We don’t know Vicki Kubic from Endicott, NY. But she’s right on the money.
If every HumaneWatcher wrote just one letter like hers each month, this website wouldn't be necessary anymore.
On December 29, columnist Dave Henderson wrote in the Binghamton (NY) Press & Sun-Bulletin that HSUS CEO Wayne Pacelle really stepped in some doggie-doo with his handling of the Michael Vick controversy:
Pacelle, who has been working with Vick, told the Atlanta Constitution that he was confident the new Vick would be a good pet owner — a statement that didn't sit well with the HSUS membership.
Reaction on the organization's Facebook page has ranged from outrage and threats to send pledge money elsewhere to a petition seeking Pacelle's resignation.
(Henderson’s column is also carried by The Ithaca Journal.) Pacelle fired back with his own letter to both papers on Monday:
In his recent column, hunting writer Dave Henderson once again picks up false information on the Internet and treats it like gospel, and he is certainly not qualified to assess the motivations behind the Humane Society of the United States' decision to get Michael Vick out in front of young people to speak about his criminal past in dog-fighting or the importance of taking care of our pets.
Did you notice how Pacelle uses “hunting writer” as an epithet, as though that diminishes Henderson’s credibility? (Pro tip for Wayne: Binghamton and Ithaca are not urban Manhattan boroughs.
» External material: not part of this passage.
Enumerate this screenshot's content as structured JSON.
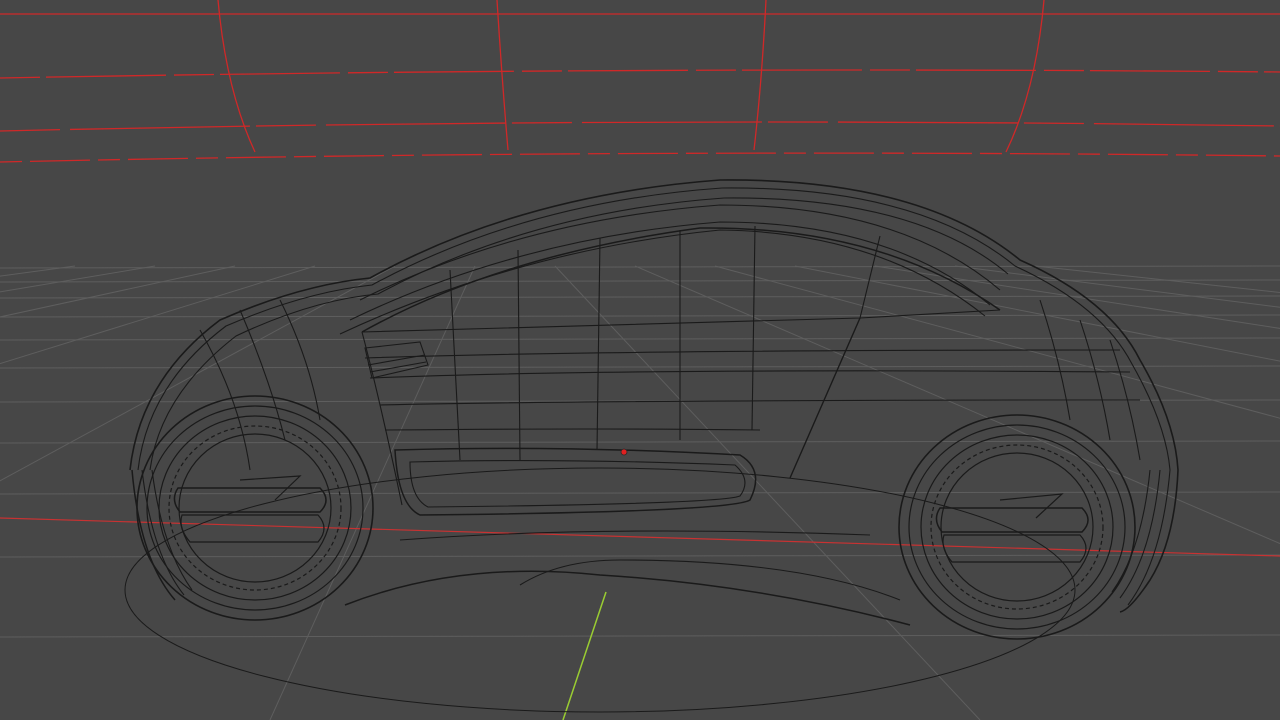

People hunt there.)
I got a chuckle when I saw a letter from the Wayne Pacelle, president and CEO of the Humane Society of the United States (HSUS), criticizing Dave Henderson's column regarding Pacelle's recent comments that Michael Vick would be a good dog owner today. Is it possible a $50,000 donation from the Philadelphia Eagles may have changed Pacelle's mind?
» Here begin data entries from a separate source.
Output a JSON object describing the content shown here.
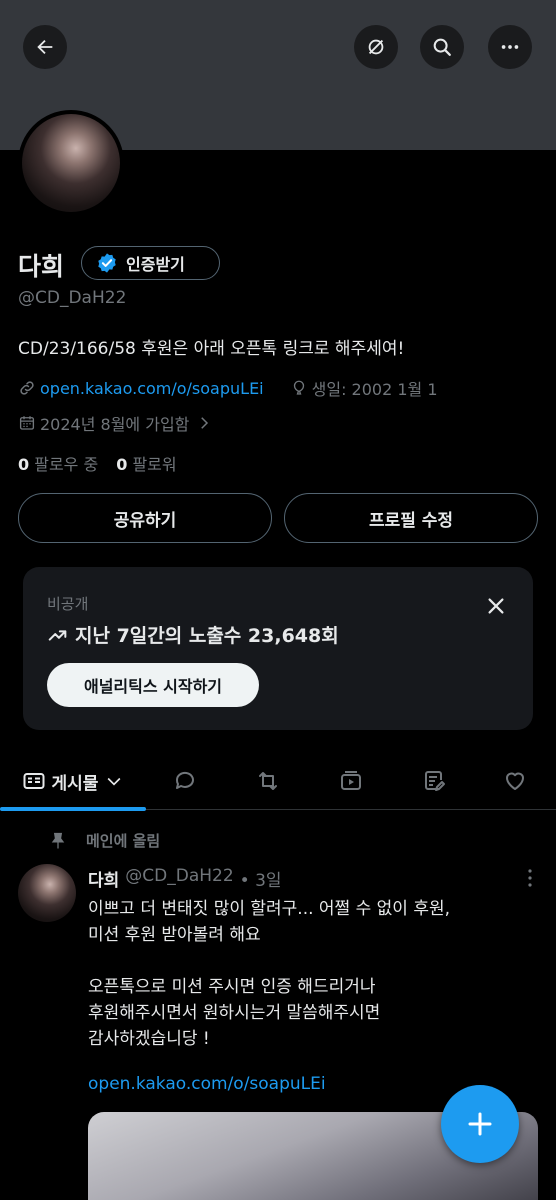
{
  "header": {
    "back_icon": "arrow-left-icon",
    "translate_icon": "translate-icon",
    "search_icon": "search-icon",
    "more_icon": "more-horizontal-icon"
  },
  "profile": {
    "name": "다희",
    "verify_label": "인증받기",
    "handle": "@CD_DaH22",
    "bio": "CD/23/166/58 후원은 아래 오픈톡 링크로 해주세여!",
    "link": "open.kakao.com/o/soapuLEi",
    "birthday": "생일: 2002 1월 1",
    "joined": "2024년 8월에 가입함",
    "following_count": "0",
    "following_label": "팔로우 중",
    "followers_count": "0",
    "followers_label": "팔로워"
  },
  "actions": {
    "share_label": "공유하기",
    "edit_label": "프로필 수정"
  },
  "analytics_card": {
    "private_label": "비공개",
    "impressions_text": "지난 7일간의 노출수 23,648회",
    "button_label": "애널리틱스 시작하기"
  },
  "tabs": {
    "active_label": "게시물"
  },
  "post": {
    "pinned_label": "메인에 올림",
    "author_name": "다희",
    "author_handle": "@CD_DaH22",
    "time": "• 3일",
    "text_line1": "이쁘고 더 변태짓 많이 할려구... 어쩔 수 없이 후원,",
    "text_line2": "미션 후원 받아볼려 해요",
    "text_line3": "오픈톡으로 미션 주시면 인증 해드리거나",
    "text_line4": "후원해주시면서 원하시는거 말씀해주시면",
    "text_line5": "감사하겠습니당 !",
    "link": "open.kakao.com/o/soapuLEi"
  },
  "colors": {
    "accent": "#1d9bf0",
    "background": "#000000",
    "banner": "#34373c"
  }
}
HSUS is not affiliated with any local humane societies in the U.S. However, they are experts in soliciting donations from animal lovers who assume they are helping animals in need.
Nothing can be further from the truth. HSUS spends tens of millions yearly supporting a staff of more than 700, plus lobbyists in all 50 states. Yet, HSUS shared less than 1 percent of its money with hands-on pet shelters.
Want to really help? Please donate directly to the local shelters; you can feel confident that your donation will help the animals.
A huge HumaneWatch hat-tip to you Vicki, whoever you are. And the rest of you should take note: You can send letters to the editor of your local paper any time, on any topic. The Humane Society of the United States’s wholesale use of misleading advertisements—and its lack of support for hands-on pet shelters—make for compelling reading.